* INSTRUCTIONS TO FOLLOW *
For the entries that follow, tally the lines holding the string "Barcode". Give the total and nothing else.

* DATA EXCERPTS *

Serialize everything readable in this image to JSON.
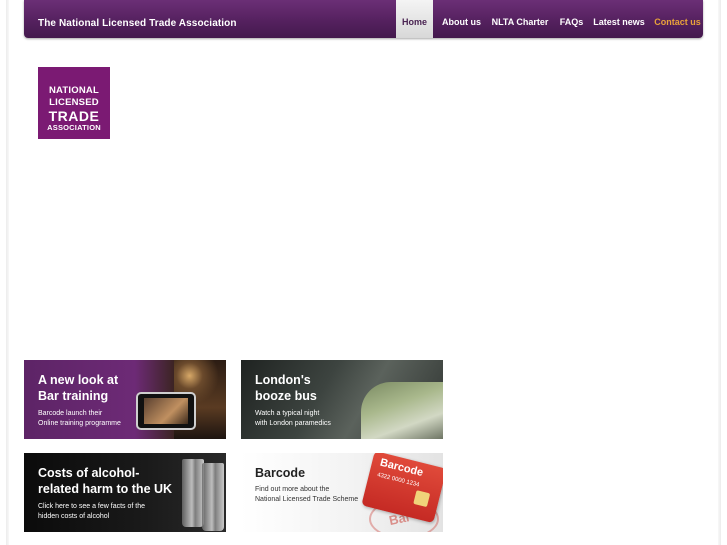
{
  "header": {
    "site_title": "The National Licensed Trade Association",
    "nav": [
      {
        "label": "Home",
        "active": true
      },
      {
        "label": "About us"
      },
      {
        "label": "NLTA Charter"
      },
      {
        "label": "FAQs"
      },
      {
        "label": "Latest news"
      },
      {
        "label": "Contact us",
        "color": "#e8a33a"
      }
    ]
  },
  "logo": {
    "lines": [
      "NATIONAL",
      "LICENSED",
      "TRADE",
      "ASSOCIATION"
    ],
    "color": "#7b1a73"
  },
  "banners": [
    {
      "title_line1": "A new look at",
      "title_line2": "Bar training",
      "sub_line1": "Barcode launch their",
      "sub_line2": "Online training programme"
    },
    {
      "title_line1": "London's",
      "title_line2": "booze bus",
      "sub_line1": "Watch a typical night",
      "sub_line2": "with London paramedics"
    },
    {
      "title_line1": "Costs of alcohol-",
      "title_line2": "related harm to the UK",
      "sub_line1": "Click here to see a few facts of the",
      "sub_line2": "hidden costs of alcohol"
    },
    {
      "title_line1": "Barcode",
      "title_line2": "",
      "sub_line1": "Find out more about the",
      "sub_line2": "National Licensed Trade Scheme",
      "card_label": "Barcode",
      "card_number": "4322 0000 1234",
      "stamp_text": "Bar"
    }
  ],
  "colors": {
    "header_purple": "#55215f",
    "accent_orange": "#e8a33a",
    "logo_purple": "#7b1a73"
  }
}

* YOUR SOLUTION *
3